Foreign investors in the South Korean stock market have dumped their SK Hynix shares in the wake of a negative report released by a foreign securities firm early this month.
According to the Korea Exchange, they sold SK Hynix shares worth approximately 500 billion won (US$450 million) in 10 trading days from August 1 to 14. During the period, SK Hynix posted the highest net selling value in the KOSPI market in terms of this month’s net selling by foreign investors. For reference, the net selling value of the runner-up, LG Electronics, stood at 88.3 billion won (US$79.4 million).
Foreign investors continued to buy SK Hynix shares from January to July this year with the only exception of June, when their net sale in SK Hynix totaled 50 billion won (US$45 million). Specifically, they net-bought SK Hynix shares worth 2.2 trillion won (US$2.0 billion) for the first seven months of this year and the size of the net purchase was second to none in the KOSPI market during the period. However, the net purchase abruptly stopped after Morgan Stanley’s report early this month.
As a result, the stock price of SK Hynix fell 12% this month alone, dipping below 80,000 won) (US$72) per share, in spite of the company’s record-high performance. In the second quarter of this year, the operating profit of SK Hynix hit an all-time high of 5.5739 trillion won (US$5.01 billion) with a year-on-year increase of 82.7%.
According to Morgan Stanley, the undersupply that has resulted in a rise in DRAM price is disappearing and the performance of SK Hynix can be affected by a decline in DRAM price for the time being. It also mentioned that a NAND flash oversupply has already begun, the current DRAM oversupply is coming to an end, and semiconductor prices are likely to fall with time as competition becomes more and more intense for the presence of Chinese manufacturers. On August 6 and 10, immediately after the report saying so, the stock price of SK Hynix dropped 4.7% and 3.7%, respectively. Goldman Sachs recently changed its view for the worse on investment in the semiconductor industry, too.

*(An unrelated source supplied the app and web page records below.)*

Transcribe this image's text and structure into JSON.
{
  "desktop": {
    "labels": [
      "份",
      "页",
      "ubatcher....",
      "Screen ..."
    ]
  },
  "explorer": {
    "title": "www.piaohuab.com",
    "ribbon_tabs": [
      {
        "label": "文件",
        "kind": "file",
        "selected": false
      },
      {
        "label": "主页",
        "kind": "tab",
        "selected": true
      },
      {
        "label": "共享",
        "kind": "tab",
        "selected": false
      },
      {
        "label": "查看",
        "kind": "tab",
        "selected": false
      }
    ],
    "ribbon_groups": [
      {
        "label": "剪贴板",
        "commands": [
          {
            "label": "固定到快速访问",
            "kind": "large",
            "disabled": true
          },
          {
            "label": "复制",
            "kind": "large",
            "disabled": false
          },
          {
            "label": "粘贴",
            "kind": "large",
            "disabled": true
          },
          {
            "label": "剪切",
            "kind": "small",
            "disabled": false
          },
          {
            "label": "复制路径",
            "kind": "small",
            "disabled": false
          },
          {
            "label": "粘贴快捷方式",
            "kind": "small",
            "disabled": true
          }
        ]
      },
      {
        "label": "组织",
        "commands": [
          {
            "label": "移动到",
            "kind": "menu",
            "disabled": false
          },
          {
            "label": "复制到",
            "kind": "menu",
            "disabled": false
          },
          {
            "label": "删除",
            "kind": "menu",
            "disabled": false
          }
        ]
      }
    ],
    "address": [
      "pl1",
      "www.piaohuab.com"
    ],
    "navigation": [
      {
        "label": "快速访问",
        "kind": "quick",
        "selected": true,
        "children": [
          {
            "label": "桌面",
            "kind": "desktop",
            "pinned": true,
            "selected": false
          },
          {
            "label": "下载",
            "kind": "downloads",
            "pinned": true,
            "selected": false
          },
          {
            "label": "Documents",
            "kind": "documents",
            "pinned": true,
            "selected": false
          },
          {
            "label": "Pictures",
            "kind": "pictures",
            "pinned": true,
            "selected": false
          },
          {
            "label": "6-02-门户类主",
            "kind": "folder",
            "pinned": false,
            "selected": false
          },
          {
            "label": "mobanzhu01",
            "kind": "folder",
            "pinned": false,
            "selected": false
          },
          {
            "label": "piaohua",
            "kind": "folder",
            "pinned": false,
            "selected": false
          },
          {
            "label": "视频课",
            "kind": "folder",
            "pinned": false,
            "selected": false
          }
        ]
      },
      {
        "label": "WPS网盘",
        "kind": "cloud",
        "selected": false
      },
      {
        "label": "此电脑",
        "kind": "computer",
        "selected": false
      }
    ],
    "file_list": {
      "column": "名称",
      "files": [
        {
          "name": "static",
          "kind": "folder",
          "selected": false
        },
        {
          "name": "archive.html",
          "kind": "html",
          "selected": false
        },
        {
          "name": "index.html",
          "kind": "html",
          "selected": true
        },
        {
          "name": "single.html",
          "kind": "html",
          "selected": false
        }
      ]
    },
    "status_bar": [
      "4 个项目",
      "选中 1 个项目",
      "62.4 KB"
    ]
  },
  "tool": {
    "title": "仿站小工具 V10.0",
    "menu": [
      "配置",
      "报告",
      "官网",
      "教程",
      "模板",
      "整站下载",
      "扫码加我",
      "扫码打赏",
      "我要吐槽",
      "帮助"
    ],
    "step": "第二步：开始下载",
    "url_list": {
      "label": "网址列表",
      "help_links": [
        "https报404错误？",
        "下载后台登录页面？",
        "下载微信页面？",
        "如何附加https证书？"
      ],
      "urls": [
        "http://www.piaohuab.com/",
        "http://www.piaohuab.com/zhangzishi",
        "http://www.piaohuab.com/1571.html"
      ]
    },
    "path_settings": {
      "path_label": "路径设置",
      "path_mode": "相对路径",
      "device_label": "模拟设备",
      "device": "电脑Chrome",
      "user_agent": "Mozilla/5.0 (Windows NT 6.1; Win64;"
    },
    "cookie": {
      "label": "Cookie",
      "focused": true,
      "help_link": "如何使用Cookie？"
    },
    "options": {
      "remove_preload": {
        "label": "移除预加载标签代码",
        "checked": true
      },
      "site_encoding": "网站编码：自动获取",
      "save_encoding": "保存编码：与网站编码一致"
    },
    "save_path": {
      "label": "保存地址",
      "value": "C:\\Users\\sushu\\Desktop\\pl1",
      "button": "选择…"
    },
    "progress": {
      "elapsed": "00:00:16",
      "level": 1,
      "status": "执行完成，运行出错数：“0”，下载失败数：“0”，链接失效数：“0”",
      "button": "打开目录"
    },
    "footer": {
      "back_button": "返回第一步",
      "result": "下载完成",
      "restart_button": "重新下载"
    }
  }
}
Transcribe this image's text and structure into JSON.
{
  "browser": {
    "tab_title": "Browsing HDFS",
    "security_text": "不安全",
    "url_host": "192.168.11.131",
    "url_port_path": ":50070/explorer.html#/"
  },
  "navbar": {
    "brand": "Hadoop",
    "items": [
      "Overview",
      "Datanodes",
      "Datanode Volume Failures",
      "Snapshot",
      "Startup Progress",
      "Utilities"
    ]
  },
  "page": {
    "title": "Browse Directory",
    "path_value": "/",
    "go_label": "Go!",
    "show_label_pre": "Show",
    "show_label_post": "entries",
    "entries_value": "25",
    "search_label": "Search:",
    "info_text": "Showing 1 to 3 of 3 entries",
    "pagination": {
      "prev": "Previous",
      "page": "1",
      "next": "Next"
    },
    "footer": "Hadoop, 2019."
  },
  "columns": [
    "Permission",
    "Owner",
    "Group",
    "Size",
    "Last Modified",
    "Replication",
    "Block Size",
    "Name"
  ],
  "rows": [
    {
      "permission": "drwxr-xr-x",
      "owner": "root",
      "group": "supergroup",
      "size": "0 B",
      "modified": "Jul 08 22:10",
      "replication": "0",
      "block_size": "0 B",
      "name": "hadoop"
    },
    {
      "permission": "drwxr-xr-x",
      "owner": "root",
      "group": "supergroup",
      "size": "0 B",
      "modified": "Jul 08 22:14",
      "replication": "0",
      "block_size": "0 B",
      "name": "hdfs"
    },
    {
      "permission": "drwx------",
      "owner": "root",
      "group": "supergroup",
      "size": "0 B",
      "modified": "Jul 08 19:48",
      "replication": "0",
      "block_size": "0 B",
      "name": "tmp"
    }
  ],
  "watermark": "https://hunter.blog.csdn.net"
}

Still, South Korean experts are focusing more on the company’s growth potential than on the adverse market situations, saying that Morgan Stanley’s predictions are exaggerated. “The ongoing arguments surrounding the current state of the semiconductor sector and rise in stock price volatility in the sector are because of a shift in DRAM market focus from PC and mobile toward server, that is, from B2C toward B2B,” said KB Securities analyst Kim Dong-won, adding, “This means semiconductor companies’ performances may get worse next year but the performance deterioration is likely to be rather limited for those with higher profit potentials.”